When Israeli forces entered Bethlehem, they were met with hundreds of white flags of surrender. In Hebron, Jews almost immediately visited the Cave of the Patriarchs, and the Arabs, who had prohibited Jewish entry beyond its seventh step for centuries, did not dare object. The Arabs had initially feared that the Jews as victors would exact revenge for the hostilities which they had perpetrated over the years. However, Israel’s armed forces displayed civility.
On June 27, Israel annexed all parts of Jerusalem. Just one day later, on June 28, the UN General Assembly responded demanding an Israeli withdrawal from newly-acquired territories. A chorus of condemnations was also leveled against the Jewish State for its annexation of the Old City of Jerusalem.
Where were their voices in the days leading up to the war?

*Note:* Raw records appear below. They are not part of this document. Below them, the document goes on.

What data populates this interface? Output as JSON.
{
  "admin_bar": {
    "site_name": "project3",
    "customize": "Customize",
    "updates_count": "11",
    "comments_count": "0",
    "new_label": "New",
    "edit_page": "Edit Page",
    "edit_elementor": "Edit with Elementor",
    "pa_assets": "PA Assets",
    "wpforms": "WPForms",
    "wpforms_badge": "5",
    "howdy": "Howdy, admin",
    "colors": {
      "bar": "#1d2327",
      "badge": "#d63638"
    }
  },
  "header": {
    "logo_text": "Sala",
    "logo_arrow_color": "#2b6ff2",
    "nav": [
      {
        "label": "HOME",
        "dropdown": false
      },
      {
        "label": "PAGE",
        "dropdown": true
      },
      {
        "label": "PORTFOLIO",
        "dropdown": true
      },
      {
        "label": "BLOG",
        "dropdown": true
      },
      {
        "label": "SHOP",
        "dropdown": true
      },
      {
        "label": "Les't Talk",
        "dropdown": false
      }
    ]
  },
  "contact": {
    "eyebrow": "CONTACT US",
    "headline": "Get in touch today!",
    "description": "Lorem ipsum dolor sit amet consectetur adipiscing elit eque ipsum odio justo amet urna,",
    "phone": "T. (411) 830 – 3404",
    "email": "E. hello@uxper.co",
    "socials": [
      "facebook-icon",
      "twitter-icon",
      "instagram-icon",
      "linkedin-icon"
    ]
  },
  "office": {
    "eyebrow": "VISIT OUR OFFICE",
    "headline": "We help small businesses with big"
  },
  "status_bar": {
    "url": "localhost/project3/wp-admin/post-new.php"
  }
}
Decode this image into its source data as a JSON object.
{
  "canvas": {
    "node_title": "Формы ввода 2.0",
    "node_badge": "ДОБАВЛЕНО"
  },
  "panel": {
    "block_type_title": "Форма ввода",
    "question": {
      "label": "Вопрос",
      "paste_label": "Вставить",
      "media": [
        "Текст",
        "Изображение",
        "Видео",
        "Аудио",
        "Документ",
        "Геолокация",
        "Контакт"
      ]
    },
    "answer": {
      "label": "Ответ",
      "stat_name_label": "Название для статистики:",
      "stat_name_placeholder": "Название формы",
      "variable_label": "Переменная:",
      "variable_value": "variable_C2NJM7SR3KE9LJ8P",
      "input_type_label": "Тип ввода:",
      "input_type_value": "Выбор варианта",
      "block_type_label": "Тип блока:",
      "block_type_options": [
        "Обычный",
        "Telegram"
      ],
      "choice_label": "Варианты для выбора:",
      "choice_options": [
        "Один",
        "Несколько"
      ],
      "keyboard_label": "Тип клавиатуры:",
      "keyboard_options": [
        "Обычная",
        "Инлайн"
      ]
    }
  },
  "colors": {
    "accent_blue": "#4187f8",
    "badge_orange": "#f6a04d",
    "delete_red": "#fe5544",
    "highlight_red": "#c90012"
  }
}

Israeli leaders reacted to the criticism.
Prime Minister Levi Eshkol reacted to the international pressure, telling the Knesset that Israel alone fought for its right to exist and “alone we are entitled to determine our true and vital interests and how we will be secured.”
Israeli Ambassador to Great Britain Aharon Remez, at a Zionist conference in London, asked, “Who has the right to tell Israel to revert to the position of the greatest danger while her enemies are already proclaiming their determination for a new round?”
The world response was swift and vocal, but Jews and Israel’s friends worldwide experienced great relief. Israel had not only survived, but emerged victorious.
The destruction of Jewish synagogues and landmarks within Jerusalem’s Old City by the Jordanians since their occupation in 1948 was over. Jews could once again return to their most sacred sites. Religious institutions of all faiths were now respected.
Israel’s tactical situation dramatically improved. Jerusalem and Tel Aviv were no longer in range of Jordanian guns. The Northern parts of Israel, Tiberius, the Chula valley regions, would no longer be shelled by Syria. The IDF could have better control on hostilities from Gaza. There was now more space, a buffer, between Israel and her enemies. The waters of the Jordan River could no longer be diverted from its sources in the Golan Heights, as was done by Syria prior to the war.
As some Israeli generals were praising the strength of their armed forces, Eshkol made reference acknowledging the Jewish State’s true source of strength: “Faithful to itself and looking confidently towards the future, with the aid of the Rock and Redeemer of Israel, this nation shall yet dwell in safety.”
Larry Domnitch is the author of The Impact of World War One on the Jewish People by Urim Publications. He lives in Efrat.